In a report published in the upcoming issue of Pediatrics, a team of doctors outlines the health risks of the internet trend “The Cinnamon Challenge,” urging everyone (especially teens) to avoid it. But while the doctor’s advice certainly makes sense, the problem remains minor, even judging by the researchers’ own statistics.
The cinnamon challenge involves the participant swallowing a spoonfull of cinnamon in less than 60 seconds, without drinking anything. Cinnamon is made from tree bark, and its tough plant fibers are very hard to ingest in large, dry doses; participants usually fail, choking and gagging, spraying cinnamon out through their nose and/or inhaling it into their airways. The challenge is often videotaped and posted to the internet.
So how much of a problem is this?
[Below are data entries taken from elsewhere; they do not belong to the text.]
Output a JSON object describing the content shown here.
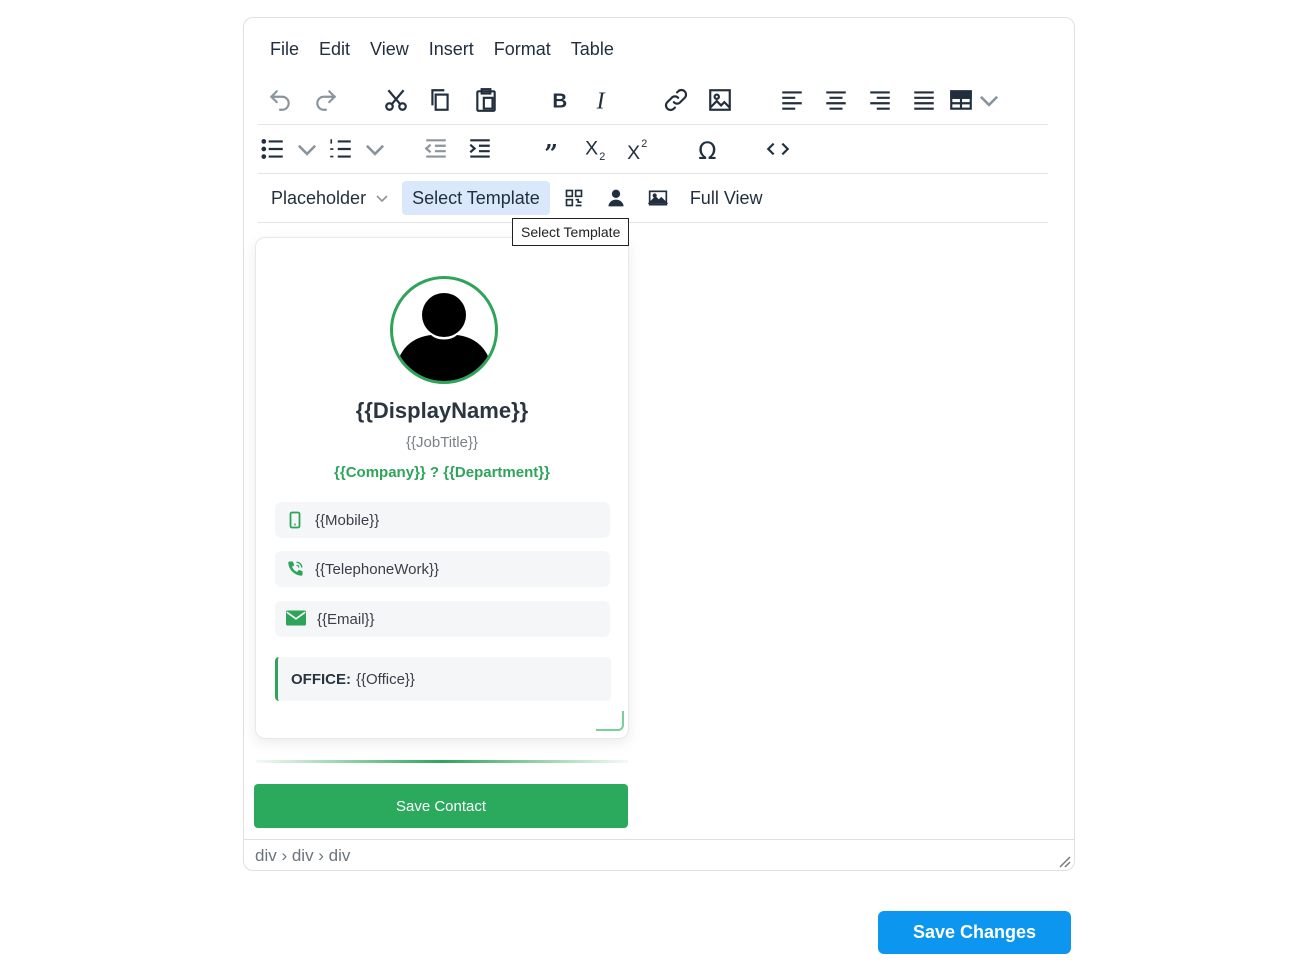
{
  "menubar": [
    "File",
    "Edit",
    "View",
    "Insert",
    "Format",
    "Table"
  ],
  "toolbar": {
    "placeholder_label": "Placeholder",
    "select_template_label": "Select Template",
    "full_view_label": "Full View",
    "tooltip": "Select Template",
    "icons": [
      "undo-icon",
      "redo-icon",
      "cut-icon",
      "copy-icon",
      "paste-icon",
      "bold-icon",
      "italic-icon",
      "link-icon",
      "image-icon",
      "align-left-icon",
      "align-center-icon",
      "align-right-icon",
      "justify-icon",
      "table-icon",
      "bullet-list-icon",
      "numbered-list-icon",
      "outdent-icon",
      "indent-icon",
      "blockquote-icon",
      "subscript-icon",
      "superscript-icon",
      "special-char-icon",
      "source-code-icon",
      "qr-code-icon",
      "user-icon",
      "picture-icon"
    ]
  },
  "card": {
    "name": "{{DisplayName}}",
    "job_title": "{{JobTitle}}",
    "company_line": "{{Company}} ? {{Department}}",
    "fields": [
      {
        "icon": "mobile-icon",
        "value": "{{Mobile}}"
      },
      {
        "icon": "phone-icon",
        "value": "{{TelephoneWork}}"
      },
      {
        "icon": "envelope-icon",
        "value": "{{Email}}"
      }
    ],
    "office_label": "OFFICE:",
    "office_value": "{{Office}}",
    "save_contact_label": "Save Contact",
    "accent_color": "#2ea45a"
  },
  "statusbar": {
    "path": "div › div › div"
  },
  "save_changes_label": "Save Changes",
  "colors": {
    "primary_button": "#0c96f0",
    "green": "#2ba95c",
    "active_bg": "#dae8fb"
  }
}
There are over 50,000 cinnamon challenge videos on YouTube. Presumably, there have been even more attempts. So out of those tens of thousands of cinnamon inhalations, how many youths have needed medical attention? A whopping… thirty. Another 178 calls to the Poison Control Center were fielded. One teen is known to have suffered lasting respiratory problems.
Dejah Reed, 16, suffered a collapsed lung and spent several days in the hospital after one of her attempts at the cinnamon challenge. She now speaks out against teens trying it.
Not exactly epidemic proportions. But I suppose prevention is better than treatment.
I don’t know if medical advice will sway anyone who already thought it was a good idea to try to eat cinnamon. Hopefully, The cinnamon challenge is just a fad that will go the way of planking soon.
[via Huffington Post]